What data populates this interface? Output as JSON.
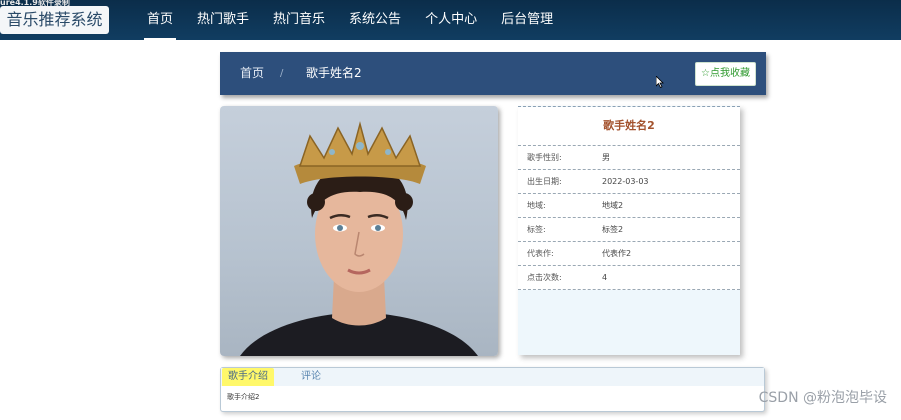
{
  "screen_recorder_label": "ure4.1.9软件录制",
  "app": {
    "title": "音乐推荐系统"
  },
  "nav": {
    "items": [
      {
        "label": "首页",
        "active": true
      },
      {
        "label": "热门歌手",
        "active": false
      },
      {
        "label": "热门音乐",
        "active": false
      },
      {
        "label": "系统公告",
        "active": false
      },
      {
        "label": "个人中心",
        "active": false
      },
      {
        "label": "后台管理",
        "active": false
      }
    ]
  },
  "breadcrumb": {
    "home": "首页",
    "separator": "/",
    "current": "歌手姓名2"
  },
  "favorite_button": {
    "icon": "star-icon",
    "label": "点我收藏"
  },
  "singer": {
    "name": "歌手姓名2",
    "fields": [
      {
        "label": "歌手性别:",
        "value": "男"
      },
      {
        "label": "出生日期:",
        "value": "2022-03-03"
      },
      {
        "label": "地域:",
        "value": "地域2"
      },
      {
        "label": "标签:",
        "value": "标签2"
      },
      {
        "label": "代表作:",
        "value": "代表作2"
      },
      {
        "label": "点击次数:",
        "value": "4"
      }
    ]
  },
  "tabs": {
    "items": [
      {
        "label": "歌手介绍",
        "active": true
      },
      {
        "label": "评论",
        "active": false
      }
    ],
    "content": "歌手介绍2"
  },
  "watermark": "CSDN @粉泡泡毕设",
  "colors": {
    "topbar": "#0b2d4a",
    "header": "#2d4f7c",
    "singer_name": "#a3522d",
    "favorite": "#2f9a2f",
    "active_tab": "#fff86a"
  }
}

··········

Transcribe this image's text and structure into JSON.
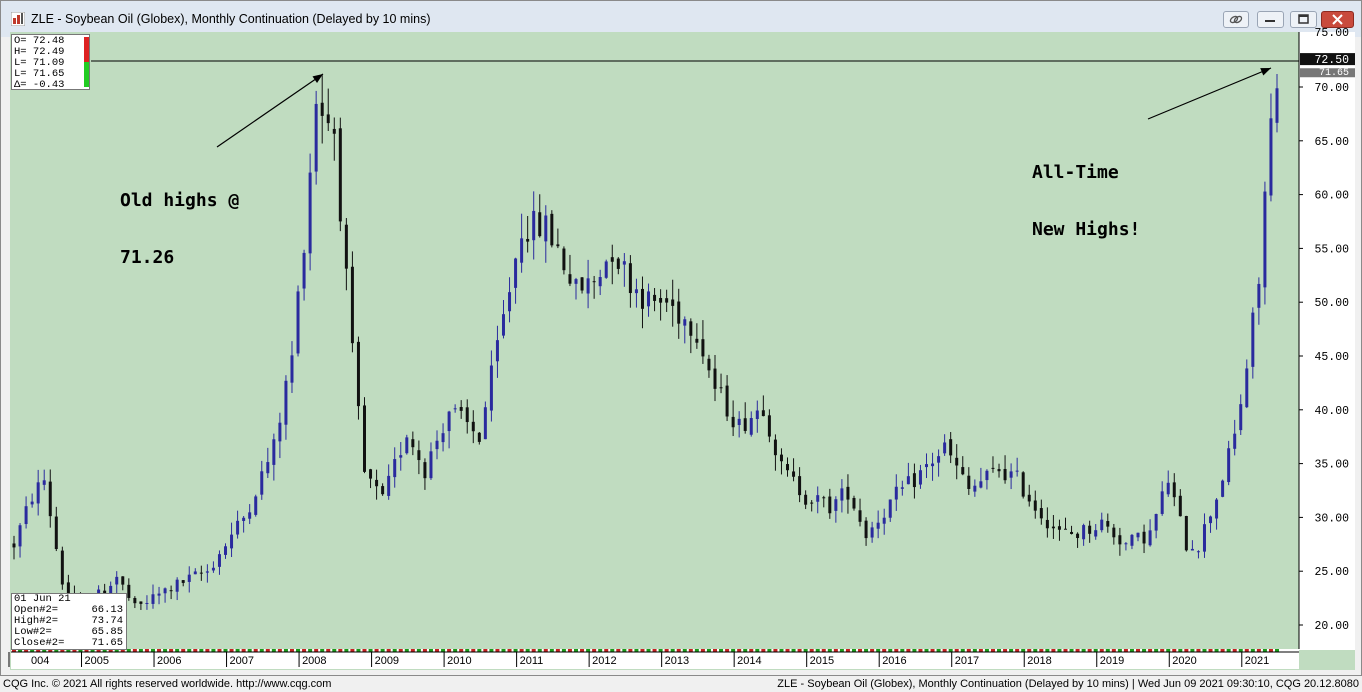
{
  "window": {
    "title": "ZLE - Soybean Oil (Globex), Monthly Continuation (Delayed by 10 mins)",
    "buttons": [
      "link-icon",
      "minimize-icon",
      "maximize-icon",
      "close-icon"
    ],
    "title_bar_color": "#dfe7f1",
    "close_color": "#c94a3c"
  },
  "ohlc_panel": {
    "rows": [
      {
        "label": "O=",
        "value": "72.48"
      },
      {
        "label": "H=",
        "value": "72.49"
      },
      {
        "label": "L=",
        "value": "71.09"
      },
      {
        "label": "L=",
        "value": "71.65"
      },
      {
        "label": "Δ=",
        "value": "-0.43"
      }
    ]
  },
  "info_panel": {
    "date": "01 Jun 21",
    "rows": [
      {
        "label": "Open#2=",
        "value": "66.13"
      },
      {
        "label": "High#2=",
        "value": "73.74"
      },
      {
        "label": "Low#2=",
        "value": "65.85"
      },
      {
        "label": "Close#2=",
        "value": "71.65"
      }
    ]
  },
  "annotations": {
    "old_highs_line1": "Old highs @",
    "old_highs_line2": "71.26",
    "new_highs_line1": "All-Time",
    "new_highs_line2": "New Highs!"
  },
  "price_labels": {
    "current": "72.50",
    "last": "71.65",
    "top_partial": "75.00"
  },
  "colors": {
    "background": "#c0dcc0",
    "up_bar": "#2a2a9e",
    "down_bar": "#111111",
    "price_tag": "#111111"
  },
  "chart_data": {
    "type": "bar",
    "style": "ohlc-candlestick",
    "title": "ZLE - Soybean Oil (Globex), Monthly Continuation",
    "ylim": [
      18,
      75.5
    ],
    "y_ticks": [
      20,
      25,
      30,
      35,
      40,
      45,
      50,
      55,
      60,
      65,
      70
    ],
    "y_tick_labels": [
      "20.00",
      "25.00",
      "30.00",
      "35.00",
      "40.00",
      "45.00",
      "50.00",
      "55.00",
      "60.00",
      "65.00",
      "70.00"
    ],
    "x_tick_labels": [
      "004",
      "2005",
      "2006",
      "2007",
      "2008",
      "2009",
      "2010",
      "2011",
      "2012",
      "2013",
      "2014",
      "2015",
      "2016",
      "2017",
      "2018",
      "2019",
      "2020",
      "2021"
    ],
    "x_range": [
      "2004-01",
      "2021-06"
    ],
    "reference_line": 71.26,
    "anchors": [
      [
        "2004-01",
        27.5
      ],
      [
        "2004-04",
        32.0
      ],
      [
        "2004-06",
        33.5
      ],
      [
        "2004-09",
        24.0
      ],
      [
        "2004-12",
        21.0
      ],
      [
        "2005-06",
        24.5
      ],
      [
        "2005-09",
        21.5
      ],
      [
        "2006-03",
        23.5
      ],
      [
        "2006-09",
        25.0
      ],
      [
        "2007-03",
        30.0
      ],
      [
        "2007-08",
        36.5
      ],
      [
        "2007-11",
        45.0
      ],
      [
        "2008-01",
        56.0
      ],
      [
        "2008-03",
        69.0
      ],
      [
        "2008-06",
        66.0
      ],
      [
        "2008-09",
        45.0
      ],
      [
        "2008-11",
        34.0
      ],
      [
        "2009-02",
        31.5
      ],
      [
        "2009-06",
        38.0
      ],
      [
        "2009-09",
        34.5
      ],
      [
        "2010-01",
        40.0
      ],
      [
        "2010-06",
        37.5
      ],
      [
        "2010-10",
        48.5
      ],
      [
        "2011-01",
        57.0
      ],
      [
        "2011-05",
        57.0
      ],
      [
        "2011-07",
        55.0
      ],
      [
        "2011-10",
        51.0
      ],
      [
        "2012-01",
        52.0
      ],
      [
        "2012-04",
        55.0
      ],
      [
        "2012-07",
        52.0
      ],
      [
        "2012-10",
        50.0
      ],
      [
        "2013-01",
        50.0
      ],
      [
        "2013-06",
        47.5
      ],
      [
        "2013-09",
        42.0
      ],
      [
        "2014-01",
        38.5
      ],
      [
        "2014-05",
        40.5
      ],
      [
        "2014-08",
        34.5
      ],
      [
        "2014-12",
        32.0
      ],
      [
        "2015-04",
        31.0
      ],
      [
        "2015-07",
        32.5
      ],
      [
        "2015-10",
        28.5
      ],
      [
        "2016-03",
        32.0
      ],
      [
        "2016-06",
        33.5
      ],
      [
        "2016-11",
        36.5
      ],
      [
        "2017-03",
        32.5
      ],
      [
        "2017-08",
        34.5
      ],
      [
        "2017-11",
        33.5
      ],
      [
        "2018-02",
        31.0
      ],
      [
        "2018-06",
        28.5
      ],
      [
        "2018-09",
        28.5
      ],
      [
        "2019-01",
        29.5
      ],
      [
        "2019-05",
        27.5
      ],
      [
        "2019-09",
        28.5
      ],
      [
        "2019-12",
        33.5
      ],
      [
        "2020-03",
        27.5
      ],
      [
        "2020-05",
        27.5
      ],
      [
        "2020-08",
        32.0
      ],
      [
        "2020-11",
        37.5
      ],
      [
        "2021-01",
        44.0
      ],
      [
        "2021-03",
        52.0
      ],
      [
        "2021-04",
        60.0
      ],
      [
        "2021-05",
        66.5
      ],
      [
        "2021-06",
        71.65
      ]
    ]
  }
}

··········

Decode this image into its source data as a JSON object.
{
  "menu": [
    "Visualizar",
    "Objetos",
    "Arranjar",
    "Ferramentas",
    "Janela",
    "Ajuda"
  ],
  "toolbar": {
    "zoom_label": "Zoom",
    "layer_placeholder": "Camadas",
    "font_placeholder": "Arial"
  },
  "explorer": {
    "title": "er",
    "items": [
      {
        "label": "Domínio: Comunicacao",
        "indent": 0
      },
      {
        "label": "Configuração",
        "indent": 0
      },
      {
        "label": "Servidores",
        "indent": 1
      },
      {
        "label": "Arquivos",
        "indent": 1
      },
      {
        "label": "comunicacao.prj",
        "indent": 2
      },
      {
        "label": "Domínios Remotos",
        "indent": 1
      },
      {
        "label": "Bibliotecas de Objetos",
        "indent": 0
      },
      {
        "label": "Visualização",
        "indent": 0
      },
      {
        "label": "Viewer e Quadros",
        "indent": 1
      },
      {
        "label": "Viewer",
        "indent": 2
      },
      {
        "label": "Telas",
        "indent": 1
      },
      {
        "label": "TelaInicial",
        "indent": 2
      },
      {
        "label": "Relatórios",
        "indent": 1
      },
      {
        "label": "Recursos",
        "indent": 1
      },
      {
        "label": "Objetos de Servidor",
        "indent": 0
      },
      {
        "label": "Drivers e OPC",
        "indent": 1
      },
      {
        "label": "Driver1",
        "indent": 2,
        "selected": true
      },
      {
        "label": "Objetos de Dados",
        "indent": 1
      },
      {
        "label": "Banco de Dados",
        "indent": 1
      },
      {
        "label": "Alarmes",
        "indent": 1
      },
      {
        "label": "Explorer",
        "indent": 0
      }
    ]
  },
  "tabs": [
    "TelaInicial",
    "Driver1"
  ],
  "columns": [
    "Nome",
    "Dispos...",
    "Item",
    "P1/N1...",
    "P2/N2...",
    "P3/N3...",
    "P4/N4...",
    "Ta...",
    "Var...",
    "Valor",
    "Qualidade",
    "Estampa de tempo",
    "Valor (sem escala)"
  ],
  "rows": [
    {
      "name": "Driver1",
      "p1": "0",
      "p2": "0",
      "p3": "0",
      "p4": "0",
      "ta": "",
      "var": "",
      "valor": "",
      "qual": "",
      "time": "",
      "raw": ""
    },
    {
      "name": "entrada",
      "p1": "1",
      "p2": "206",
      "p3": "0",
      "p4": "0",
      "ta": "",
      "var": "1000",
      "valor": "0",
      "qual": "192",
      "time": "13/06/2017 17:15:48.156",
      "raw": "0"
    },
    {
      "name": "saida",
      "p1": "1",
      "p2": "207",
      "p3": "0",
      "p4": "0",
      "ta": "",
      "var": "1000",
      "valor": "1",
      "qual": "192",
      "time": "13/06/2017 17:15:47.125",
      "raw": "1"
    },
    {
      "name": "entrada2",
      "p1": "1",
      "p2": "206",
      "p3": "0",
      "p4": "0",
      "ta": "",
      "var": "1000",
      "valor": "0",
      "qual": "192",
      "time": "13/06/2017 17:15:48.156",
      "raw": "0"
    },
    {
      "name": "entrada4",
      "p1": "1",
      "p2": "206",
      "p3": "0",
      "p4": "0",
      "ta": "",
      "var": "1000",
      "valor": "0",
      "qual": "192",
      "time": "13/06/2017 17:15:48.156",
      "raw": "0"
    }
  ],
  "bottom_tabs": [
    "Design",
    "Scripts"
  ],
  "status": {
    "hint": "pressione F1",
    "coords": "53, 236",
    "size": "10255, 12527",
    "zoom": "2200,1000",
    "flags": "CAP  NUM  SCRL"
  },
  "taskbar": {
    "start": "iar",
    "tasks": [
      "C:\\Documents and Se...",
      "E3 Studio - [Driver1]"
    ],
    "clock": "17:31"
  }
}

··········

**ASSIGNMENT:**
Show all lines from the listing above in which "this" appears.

**ANSWER FOR THE TASK:**
What data populates this interface? Output as JSON.
Transcribe this image's text and structure into JSON.
Decode this image into its source data as a JSON object.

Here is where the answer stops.